- _TASK INSTRUCTIONS_: Every line of the data below is to be given again as it appears, with the images removed.

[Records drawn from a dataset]
━━━━━━━━━━━━━━━━━━━━
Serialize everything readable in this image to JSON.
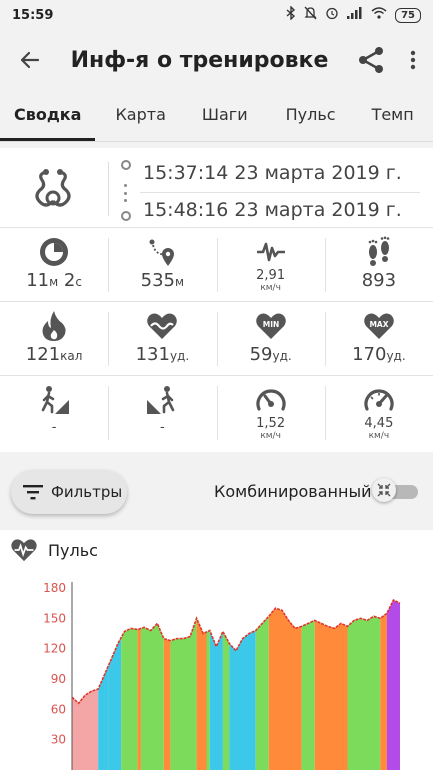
{
  "status_bar": {
    "time": "15:59",
    "battery": "75"
  },
  "header": {
    "title": "Инф-я о тренировке"
  },
  "tabs": [
    {
      "label": "Сводка",
      "active": true
    },
    {
      "label": "Карта"
    },
    {
      "label": "Шаги"
    },
    {
      "label": "Пульс"
    },
    {
      "label": "Темп"
    }
  ],
  "summary": {
    "start": "15:37:14 23 марта 2019 г.",
    "end": "15:48:16 23 марта 2019 г.",
    "stats_row1": [
      {
        "icon": "stopwatch-icon",
        "num": "11",
        "unit": "м",
        "num2": " 2",
        "unit2": "с"
      },
      {
        "icon": "route-icon",
        "num": "535",
        "unit": "м"
      },
      {
        "icon": "speed-wave-icon",
        "num": "2,91",
        "unit": "км/ч"
      },
      {
        "icon": "footprints-icon",
        "num": "893",
        "unit": ""
      }
    ],
    "stats_row2": [
      {
        "icon": "flame-icon",
        "num": "121",
        "unit": "кал"
      },
      {
        "icon": "heart-wave-icon",
        "num": "131",
        "unit": "уд."
      },
      {
        "icon": "heart-min-icon",
        "badge": "MIN",
        "num": "59",
        "unit": "уд."
      },
      {
        "icon": "heart-max-icon",
        "badge": "MAX",
        "num": "170",
        "unit": "уд."
      }
    ],
    "stats_row3": [
      {
        "icon": "walk-uphill-icon",
        "num": "-",
        "unit": ""
      },
      {
        "icon": "walk-downhill-icon",
        "num": "-",
        "unit": ""
      },
      {
        "icon": "speedometer-low-icon",
        "num": "1,52",
        "unit": "км/ч"
      },
      {
        "icon": "speedometer-high-icon",
        "num": "4,45",
        "unit": "км/ч"
      }
    ]
  },
  "controls": {
    "filters_label": "Фильтры",
    "combined_label": "Комбинированный",
    "combined_on": false
  },
  "chart_section": {
    "title": "Пульс"
  },
  "colors": {
    "heart": "#555555",
    "axis_red": "#d9534f",
    "line": "#e0352b"
  },
  "chart_data": {
    "type": "area",
    "title": "Пульс",
    "ylim": [
      0,
      180
    ],
    "yticks": [
      30,
      60,
      90,
      120,
      150,
      180
    ],
    "x": [
      0,
      2,
      4,
      6,
      8,
      10,
      12,
      14,
      16,
      18,
      20,
      22,
      24,
      26,
      28,
      30,
      32,
      34,
      36,
      38,
      40,
      42,
      44,
      46,
      48,
      50,
      52,
      54,
      56,
      58,
      60,
      62,
      64,
      66,
      68,
      70,
      72,
      74,
      76,
      78,
      80,
      82,
      84,
      86,
      88,
      90,
      92,
      94,
      96,
      98,
      100
    ],
    "y": [
      72,
      66,
      74,
      78,
      80,
      95,
      110,
      125,
      137,
      140,
      139,
      141,
      138,
      145,
      130,
      128,
      130,
      130,
      132,
      150,
      135,
      138,
      122,
      137,
      125,
      118,
      130,
      135,
      138,
      145,
      152,
      160,
      158,
      148,
      140,
      142,
      145,
      148,
      145,
      142,
      140,
      145,
      142,
      148,
      150,
      148,
      152,
      150,
      155,
      168,
      165
    ],
    "zones": [
      {
        "from": 0,
        "to": 8,
        "color": "#f4a6a6"
      },
      {
        "from": 8,
        "to": 11,
        "color": "#3cc8e8"
      },
      {
        "from": 11,
        "to": 15,
        "color": "#3cc8e8"
      },
      {
        "from": 15,
        "to": 20,
        "color": "#7cdb5a"
      },
      {
        "from": 20,
        "to": 21,
        "color": "#ff8a3a"
      },
      {
        "from": 21,
        "to": 28,
        "color": "#7cdb5a"
      },
      {
        "from": 28,
        "to": 30,
        "color": "#ff8a3a"
      },
      {
        "from": 30,
        "to": 38,
        "color": "#7cdb5a"
      },
      {
        "from": 38,
        "to": 41,
        "color": "#ff8a3a"
      },
      {
        "from": 41,
        "to": 42,
        "color": "#7cdb5a"
      },
      {
        "from": 42,
        "to": 46,
        "color": "#3cc8e8"
      },
      {
        "from": 46,
        "to": 48,
        "color": "#7cdb5a"
      },
      {
        "from": 48,
        "to": 56,
        "color": "#3cc8e8"
      },
      {
        "from": 56,
        "to": 60,
        "color": "#7cdb5a"
      },
      {
        "from": 60,
        "to": 70,
        "color": "#ff8a3a"
      },
      {
        "from": 70,
        "to": 74,
        "color": "#7cdb5a"
      },
      {
        "from": 74,
        "to": 84,
        "color": "#ff8a3a"
      },
      {
        "from": 84,
        "to": 94,
        "color": "#7cdb5a"
      },
      {
        "from": 94,
        "to": 96,
        "color": "#ff8a3a"
      },
      {
        "from": 96,
        "to": 100,
        "color": "#b24be8"
      }
    ]
  }
}
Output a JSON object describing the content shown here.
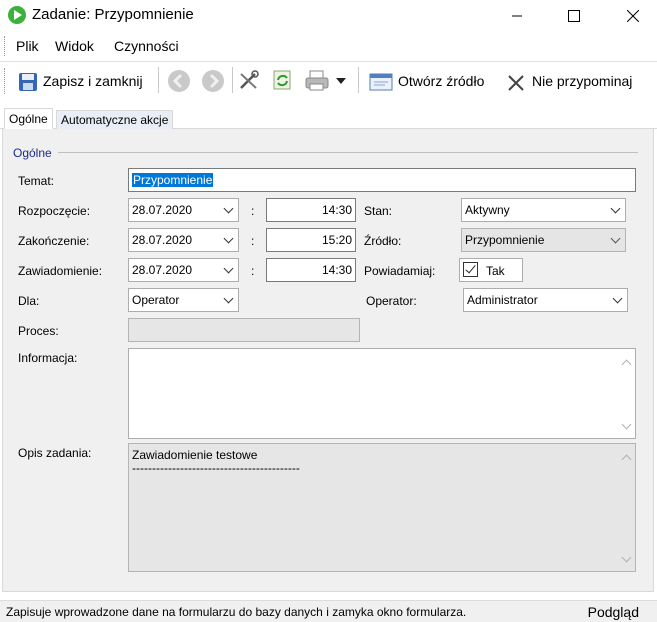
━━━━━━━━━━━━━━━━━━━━
- _SOLUTION TO THE EXERCISE_:
Serialize everything readable in this image to JSON.
{
  "status_bar": {
    "time": "15:59",
    "battery": "75"
  },
  "header": {
    "title": "Инф-я о тренировке"
  },
  "tabs": [
    {
      "label": "Сводка",
      "active": true
    },
    {
      "label": "Карта"
    },
    {
      "label": "Шаги"
    },
    {
      "label": "Пульс"
    },
    {
      "label": "Темп"
    }
  ],
  "summary": {
    "start": "15:37:14 23 марта 2019 г.",
    "end": "15:48:16 23 марта 2019 г.",
    "stats_row1": [
      {
        "icon": "stopwatch-icon",
        "num": "11",
        "unit": "м",
        "num2": " 2",
        "unit2": "с"
      },
      {
        "icon": "route-icon",
        "num": "535",
        "unit": "м"
      },
      {
        "icon": "speed-wave-icon",
        "num": "2,91",
        "unit": "км/ч"
      },
      {
        "icon": "footprints-icon",
        "num": "893",
        "unit": ""
      }
    ],
    "stats_row2": [
      {
        "icon": "flame-icon",
        "num": "121",
        "unit": "кал"
      },
      {
        "icon": "heart-wave-icon",
        "num": "131",
        "unit": "уд."
      },
      {
        "icon": "heart-min-icon",
        "badge": "MIN",
        "num": "59",
        "unit": "уд."
      },
      {
        "icon": "heart-max-icon",
        "badge": "MAX",
        "num": "170",
        "unit": "уд."
      }
    ],
    "stats_row3": [
      {
        "icon": "walk-uphill-icon",
        "num": "-",
        "unit": ""
      },
      {
        "icon": "walk-downhill-icon",
        "num": "-",
        "unit": ""
      },
      {
        "icon": "speedometer-low-icon",
        "num": "1,52",
        "unit": "км/ч"
      },
      {
        "icon": "speedometer-high-icon",
        "num": "4,45",
        "unit": "км/ч"
      }
    ]
  },
  "controls": {
    "filters_label": "Фильтры",
    "combined_label": "Комбинированный",
    "combined_on": false
  },
  "chart_section": {
    "title": "Пульс"
  },
  "colors": {
    "heart": "#555555",
    "axis_red": "#d9534f",
    "line": "#e0352b"
  },
  "chart_data": {
    "type": "area",
    "title": "Пульс",
    "ylim": [
      0,
      180
    ],
    "yticks": [
      30,
      60,
      90,
      120,
      150,
      180
    ],
    "x": [
      0,
      2,
      4,
      6,
      8,
      10,
      12,
      14,
      16,
      18,
      20,
      22,
      24,
      26,
      28,
      30,
      32,
      34,
      36,
      38,
      40,
      42,
      44,
      46,
      48,
      50,
      52,
      54,
      56,
      58,
      60,
      62,
      64,
      66,
      68,
      70,
      72,
      74,
      76,
      78,
      80,
      82,
      84,
      86,
      88,
      90,
      92,
      94,
      96,
      98,
      100
    ],
    "y": [
      72,
      66,
      74,
      78,
      80,
      95,
      110,
      125,
      137,
      140,
      139,
      141,
      138,
      145,
      130,
      128,
      130,
      130,
      132,
      150,
      135,
      138,
      122,
      137,
      125,
      118,
      130,
      135,
      138,
      145,
      152,
      160,
      158,
      148,
      140,
      142,
      145,
      148,
      145,
      142,
      140,
      145,
      142,
      148,
      150,
      148,
      152,
      150,
      155,
      168,
      165
    ],
    "zones": [
      {
        "from": 0,
        "to": 8,
        "color": "#f4a6a6"
      },
      {
        "from": 8,
        "to": 11,
        "color": "#3cc8e8"
      },
      {
        "from": 11,
        "to": 15,
        "color": "#3cc8e8"
      },
      {
        "from": 15,
        "to": 20,
        "color": "#7cdb5a"
      },
      {
        "from": 20,
        "to": 21,
        "color": "#ff8a3a"
      },
      {
        "from": 21,
        "to": 28,
        "color": "#7cdb5a"
      },
      {
        "from": 28,
        "to": 30,
        "color": "#ff8a3a"
      },
      {
        "from": 30,
        "to": 38,
        "color": "#7cdb5a"
      },
      {
        "from": 38,
        "to": 41,
        "color": "#ff8a3a"
      },
      {
        "from": 41,
        "to": 42,
        "color": "#7cdb5a"
      },
      {
        "from": 42,
        "to": 46,
        "color": "#3cc8e8"
      },
      {
        "from": 46,
        "to": 48,
        "color": "#7cdb5a"
      },
      {
        "from": 48,
        "to": 56,
        "color": "#3cc8e8"
      },
      {
        "from": 56,
        "to": 60,
        "color": "#7cdb5a"
      },
      {
        "from": 60,
        "to": 70,
        "color": "#ff8a3a"
      },
      {
        "from": 70,
        "to": 74,
        "color": "#7cdb5a"
      },
      {
        "from": 74,
        "to": 84,
        "color": "#ff8a3a"
      },
      {
        "from": 84,
        "to": 94,
        "color": "#7cdb5a"
      },
      {
        "from": 94,
        "to": 96,
        "color": "#ff8a3a"
      },
      {
        "from": 96,
        "to": 100,
        "color": "#b24be8"
      }
    ]
  }
}
Output a JSON object describing the content shown here.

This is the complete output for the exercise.